The spots have not dropped from the leopard. From Babylon, 300 years before Christ, until this good year 1919, we find these same obscene, vulgar, sensual dances paralyzing society and sending to hell virtuous women and promising men. – the Alabama Baptist, May 19, 1921
During World War II, Howard College became one of a hundred or more schools to house the U.S. Navy’s V-12 program. This wartime initiative was exactly what Howard needed as it struggled to emerge from the Great Depression. The college limped through the 1930s with significant pre-existing debt and limited denomination support. Without the increased enrollment and federal funds provided by the program, Howard could not have recovered financially. Beginning in July 1943 the Navy took the campus by storm, displacing students from their dorms and altering Howard’s culture. In previous years, the Alabama Baptist boasted of Howard’s strict rules, “No drinking, gambling, girls smoking, or dancing is allowed.”

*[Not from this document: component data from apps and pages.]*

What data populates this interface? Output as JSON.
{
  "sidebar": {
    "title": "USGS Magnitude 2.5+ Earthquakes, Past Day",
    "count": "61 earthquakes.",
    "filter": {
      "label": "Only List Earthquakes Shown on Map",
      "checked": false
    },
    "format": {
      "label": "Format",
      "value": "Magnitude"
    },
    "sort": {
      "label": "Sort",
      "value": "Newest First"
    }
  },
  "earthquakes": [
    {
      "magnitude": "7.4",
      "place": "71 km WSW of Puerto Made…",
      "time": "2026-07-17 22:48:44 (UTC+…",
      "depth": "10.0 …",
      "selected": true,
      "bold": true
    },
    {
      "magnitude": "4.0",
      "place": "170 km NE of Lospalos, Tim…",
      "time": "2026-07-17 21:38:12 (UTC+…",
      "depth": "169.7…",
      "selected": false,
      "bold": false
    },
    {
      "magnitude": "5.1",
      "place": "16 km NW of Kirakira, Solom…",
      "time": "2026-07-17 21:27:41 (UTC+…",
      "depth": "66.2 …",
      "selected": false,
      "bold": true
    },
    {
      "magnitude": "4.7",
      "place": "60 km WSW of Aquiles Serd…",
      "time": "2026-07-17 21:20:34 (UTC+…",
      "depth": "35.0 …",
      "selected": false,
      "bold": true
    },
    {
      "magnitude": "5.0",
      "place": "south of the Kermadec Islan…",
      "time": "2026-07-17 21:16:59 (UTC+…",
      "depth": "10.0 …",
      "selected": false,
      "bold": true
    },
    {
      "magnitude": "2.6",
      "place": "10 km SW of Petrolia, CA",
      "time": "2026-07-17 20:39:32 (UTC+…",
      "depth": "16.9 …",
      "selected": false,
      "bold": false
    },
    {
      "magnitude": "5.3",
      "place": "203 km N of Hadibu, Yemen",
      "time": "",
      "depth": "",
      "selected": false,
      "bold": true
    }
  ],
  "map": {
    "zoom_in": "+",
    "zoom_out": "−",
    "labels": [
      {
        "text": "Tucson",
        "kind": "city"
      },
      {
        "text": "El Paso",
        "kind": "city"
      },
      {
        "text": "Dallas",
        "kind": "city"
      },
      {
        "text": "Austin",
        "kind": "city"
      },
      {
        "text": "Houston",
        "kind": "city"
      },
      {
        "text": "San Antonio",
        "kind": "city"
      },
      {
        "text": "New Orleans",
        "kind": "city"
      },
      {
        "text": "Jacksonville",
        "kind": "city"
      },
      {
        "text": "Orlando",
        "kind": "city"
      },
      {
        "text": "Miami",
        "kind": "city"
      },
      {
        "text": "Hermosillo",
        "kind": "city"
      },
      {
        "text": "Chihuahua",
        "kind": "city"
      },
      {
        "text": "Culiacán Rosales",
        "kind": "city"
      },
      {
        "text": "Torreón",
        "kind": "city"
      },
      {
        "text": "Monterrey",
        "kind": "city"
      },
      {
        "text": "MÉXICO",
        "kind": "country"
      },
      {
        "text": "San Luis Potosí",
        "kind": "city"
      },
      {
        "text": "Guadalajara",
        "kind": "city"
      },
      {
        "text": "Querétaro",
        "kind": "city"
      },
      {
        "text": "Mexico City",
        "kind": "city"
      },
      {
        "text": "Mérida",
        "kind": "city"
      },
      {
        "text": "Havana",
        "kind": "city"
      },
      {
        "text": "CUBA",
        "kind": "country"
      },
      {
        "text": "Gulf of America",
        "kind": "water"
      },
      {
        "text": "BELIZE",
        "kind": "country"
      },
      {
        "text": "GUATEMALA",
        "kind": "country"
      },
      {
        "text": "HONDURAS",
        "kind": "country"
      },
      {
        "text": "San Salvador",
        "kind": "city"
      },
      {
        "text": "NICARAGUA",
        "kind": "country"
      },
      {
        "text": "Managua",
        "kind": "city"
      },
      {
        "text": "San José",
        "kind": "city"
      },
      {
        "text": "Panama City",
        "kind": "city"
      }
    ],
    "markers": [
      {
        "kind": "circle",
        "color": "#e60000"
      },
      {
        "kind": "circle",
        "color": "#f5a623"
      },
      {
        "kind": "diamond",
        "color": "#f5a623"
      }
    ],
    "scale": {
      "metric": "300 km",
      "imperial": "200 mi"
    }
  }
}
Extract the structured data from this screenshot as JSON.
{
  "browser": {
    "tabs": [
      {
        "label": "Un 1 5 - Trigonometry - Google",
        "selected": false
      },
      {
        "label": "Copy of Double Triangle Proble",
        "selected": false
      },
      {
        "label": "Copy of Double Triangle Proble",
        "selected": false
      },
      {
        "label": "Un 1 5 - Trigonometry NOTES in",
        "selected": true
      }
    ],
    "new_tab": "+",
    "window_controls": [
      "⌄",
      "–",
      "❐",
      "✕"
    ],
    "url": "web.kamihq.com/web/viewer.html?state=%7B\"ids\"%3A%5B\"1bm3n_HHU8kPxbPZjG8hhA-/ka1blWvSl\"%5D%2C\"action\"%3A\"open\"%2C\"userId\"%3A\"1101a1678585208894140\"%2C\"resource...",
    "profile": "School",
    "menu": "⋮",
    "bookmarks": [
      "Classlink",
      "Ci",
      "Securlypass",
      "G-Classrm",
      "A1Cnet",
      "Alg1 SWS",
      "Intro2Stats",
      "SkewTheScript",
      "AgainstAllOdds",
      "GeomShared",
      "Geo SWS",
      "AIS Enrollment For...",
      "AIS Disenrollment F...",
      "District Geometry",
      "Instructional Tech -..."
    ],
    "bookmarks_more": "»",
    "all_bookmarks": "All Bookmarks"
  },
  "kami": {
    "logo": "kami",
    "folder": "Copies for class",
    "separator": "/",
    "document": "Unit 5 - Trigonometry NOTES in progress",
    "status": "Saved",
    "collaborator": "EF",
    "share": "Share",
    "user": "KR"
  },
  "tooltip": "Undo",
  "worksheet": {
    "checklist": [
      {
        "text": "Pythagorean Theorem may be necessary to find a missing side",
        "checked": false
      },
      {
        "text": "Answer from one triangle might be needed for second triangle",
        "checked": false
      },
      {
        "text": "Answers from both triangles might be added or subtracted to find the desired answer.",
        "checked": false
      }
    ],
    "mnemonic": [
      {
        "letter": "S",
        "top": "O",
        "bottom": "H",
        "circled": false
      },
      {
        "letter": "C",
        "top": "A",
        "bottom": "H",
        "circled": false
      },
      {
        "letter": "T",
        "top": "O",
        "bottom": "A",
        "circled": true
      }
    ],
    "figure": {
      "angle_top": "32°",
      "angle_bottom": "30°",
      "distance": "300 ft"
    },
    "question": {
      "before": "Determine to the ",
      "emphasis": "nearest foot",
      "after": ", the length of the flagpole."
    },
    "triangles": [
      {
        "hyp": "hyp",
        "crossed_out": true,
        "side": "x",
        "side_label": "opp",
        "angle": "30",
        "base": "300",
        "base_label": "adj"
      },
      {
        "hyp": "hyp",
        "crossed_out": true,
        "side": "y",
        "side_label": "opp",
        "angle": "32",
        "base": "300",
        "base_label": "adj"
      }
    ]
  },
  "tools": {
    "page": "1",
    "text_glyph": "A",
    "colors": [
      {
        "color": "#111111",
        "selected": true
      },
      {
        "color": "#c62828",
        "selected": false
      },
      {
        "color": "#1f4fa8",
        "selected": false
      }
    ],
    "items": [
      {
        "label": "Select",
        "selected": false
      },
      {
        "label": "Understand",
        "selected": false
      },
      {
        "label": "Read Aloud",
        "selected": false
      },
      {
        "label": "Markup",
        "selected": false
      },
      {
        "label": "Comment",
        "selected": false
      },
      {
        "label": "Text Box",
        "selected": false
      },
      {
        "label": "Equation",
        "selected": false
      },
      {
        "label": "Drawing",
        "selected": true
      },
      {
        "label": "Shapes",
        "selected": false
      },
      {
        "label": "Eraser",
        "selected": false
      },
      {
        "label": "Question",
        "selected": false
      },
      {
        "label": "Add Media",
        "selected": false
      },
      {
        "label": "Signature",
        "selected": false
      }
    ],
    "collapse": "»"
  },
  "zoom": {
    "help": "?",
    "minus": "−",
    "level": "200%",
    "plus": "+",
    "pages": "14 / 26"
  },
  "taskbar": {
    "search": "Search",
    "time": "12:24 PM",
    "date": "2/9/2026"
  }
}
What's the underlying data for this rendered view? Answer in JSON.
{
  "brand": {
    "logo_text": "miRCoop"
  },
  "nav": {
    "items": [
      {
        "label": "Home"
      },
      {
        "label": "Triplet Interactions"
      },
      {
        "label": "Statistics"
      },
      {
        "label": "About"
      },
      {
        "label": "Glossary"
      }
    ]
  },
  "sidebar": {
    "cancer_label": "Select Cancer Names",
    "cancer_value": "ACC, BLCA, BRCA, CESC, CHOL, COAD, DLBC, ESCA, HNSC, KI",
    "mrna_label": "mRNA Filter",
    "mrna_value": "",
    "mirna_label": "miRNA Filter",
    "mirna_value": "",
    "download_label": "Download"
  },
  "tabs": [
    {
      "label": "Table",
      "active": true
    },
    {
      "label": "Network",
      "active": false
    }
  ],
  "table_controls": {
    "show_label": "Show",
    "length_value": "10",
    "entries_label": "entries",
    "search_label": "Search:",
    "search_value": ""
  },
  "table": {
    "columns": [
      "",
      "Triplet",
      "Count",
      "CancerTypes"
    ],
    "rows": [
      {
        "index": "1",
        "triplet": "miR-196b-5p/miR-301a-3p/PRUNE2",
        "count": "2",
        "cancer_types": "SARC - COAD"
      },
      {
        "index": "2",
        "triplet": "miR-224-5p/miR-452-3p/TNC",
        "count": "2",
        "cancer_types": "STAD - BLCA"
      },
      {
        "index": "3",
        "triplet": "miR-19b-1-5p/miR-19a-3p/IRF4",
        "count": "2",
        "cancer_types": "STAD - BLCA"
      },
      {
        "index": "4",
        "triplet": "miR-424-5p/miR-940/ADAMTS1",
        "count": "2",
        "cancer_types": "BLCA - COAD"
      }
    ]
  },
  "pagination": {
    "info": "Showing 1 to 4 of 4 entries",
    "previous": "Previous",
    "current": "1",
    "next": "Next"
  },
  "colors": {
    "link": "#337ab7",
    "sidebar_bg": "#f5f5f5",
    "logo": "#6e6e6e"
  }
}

While it is true that the Howard boys attended soirees at the Judson complete with piano, harp, and vocal performances during the early years on the Marion campus, Howard administration effectively banned dancing on the East Lake campus in the 1920s. Throughout the state church leaders often warned against the sins of modern dance, leaving most Baptist college coeds bereft of dance instruction. One graduate, Frances Williamson ’47, recalled how the V-12 boys taught the girls how to dance and play bridge. According to one Crimson writer, the Navy knew how to throw a party:
FRIDAY NIGHT HOP
Last Friday night, January 19, 1945, to be exact, a dance was held in the gymnasium, following Howard’s decisive victory over a strong Acipco team. Such an occasion as this may not ordinarily have called for any comment on my part but from what I observed at the shindig, I believe commendations are due to everyone who had any part in sponsoring it. And the orchestra, with Maestro Hank Beebe at the baton was one of the biggest surprises of the evening . . . not that we didn’t expect great things from this talented group of swingsters, but they more than lived up to anything we had hoped for. In the form of refreshments, we had the firm of Messrs. Gregg and Nuremberger, Inc., cooking up a concoction known as “Punchy Punch,” which they gladly served to anyone thirsty or foolish enough to try it. All joking aside, thought, I really hope that this dance may be the beginning of great things to come; that it may establish a precedent here at Howard. Although it was sponsored by the Navy, everyone was welcome – girls, civilians, girls, sailors, and more girls. Such a dance as this provides fine wholesome entertainment for everyone; good music, pleasant companionship, plenty of exercise (especially for the jitterbug) and an all around atmosphere of friendliness. My suggestion would be to make such a dance a bi-weekly affair here. Coming at the end of the week, it would not only provide a good place to relax and have some fun after five days of work and study, but would also greatly enhance Howard’s standing in the social register of colleges. When we first arrived here, we were told of the friendliness of the institution which we were entering – we have found this to be very true. I believe, however, that by instituting a bi-weekly dance Howard might be able to change its well deserved name from “The Friendly College” to the even better title of “the Friendlier College.”
So, fellow bulldogs, all that remains is to lace up your dancing shoes and keep this Samford tradition alive. Save a dance for us!
Adapted from Howard Crimson, January 26, 1945, Howard College Magazine, Volume 1:4 Jan, 1859, conversation with Frances Williamson, Birmingham, AL, October 2012, and The Major, Harwell G. Davis: Alabama Statesman and Baptist Leader by Susan Ingram Hunt Ray